• EXERCISE DETAILS:
Every record must be retyped as it stands.

• PROVIDED DATA:

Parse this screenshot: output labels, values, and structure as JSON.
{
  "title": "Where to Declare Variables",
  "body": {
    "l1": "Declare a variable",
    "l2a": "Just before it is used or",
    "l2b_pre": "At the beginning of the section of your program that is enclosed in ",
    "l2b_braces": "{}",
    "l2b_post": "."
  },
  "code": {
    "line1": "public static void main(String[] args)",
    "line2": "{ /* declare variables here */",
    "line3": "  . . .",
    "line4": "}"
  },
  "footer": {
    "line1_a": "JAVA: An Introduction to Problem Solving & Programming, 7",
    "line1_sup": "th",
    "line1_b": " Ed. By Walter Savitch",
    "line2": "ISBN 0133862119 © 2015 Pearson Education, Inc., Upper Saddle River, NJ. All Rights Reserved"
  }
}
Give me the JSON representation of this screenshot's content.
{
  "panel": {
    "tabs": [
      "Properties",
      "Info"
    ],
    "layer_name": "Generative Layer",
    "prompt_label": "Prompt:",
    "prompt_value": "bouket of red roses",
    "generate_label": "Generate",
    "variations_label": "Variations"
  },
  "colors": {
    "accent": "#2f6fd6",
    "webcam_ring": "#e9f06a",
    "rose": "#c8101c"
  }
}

• RESULT OF THIS TASK:
Parse this screenshot: output labels, values, and structure as JSON.
{
  "title": "Where to Declare Variables",
  "body": {
    "l1": "Declare a variable",
    "l2a": "Just before it is used or",
    "l2b_pre": "At the beginning of the section of your program that is enclosed in ",
    "l2b_braces": "{}",
    "l2b_post": "."
  },
  "code": {
    "line1": "public static void main(String[] args)",
    "line2": "{ /* declare variables here */",
    "line3": "  . . .",
    "line4": "}"
  },
  "footer": {
    "line1_a": "JAVA: An Introduction to Problem Solving & Programming, 7",
    "line1_sup": "th",
    "line1_b": " Ed. By Walter Savitch",
    "line2": "ISBN 0133862119 © 2015 Pearson Education, Inc., Upper Saddle River, NJ. All Rights Reserved"
  }
}
Give me the JSON representation of this screenshot's content.
{
  "panel": {
    "tabs": [
      "Properties",
      "Info"
    ],
    "layer_name": "Generative Layer",
    "prompt_label": "Prompt:",
    "prompt_value": "bouket of red roses",
    "generate_label": "Generate",
    "variations_label": "Variations"
  },
  "colors": {
    "accent": "#2f6fd6",
    "webcam_ring": "#e9f06a",
    "rose": "#c8101c"
  }
}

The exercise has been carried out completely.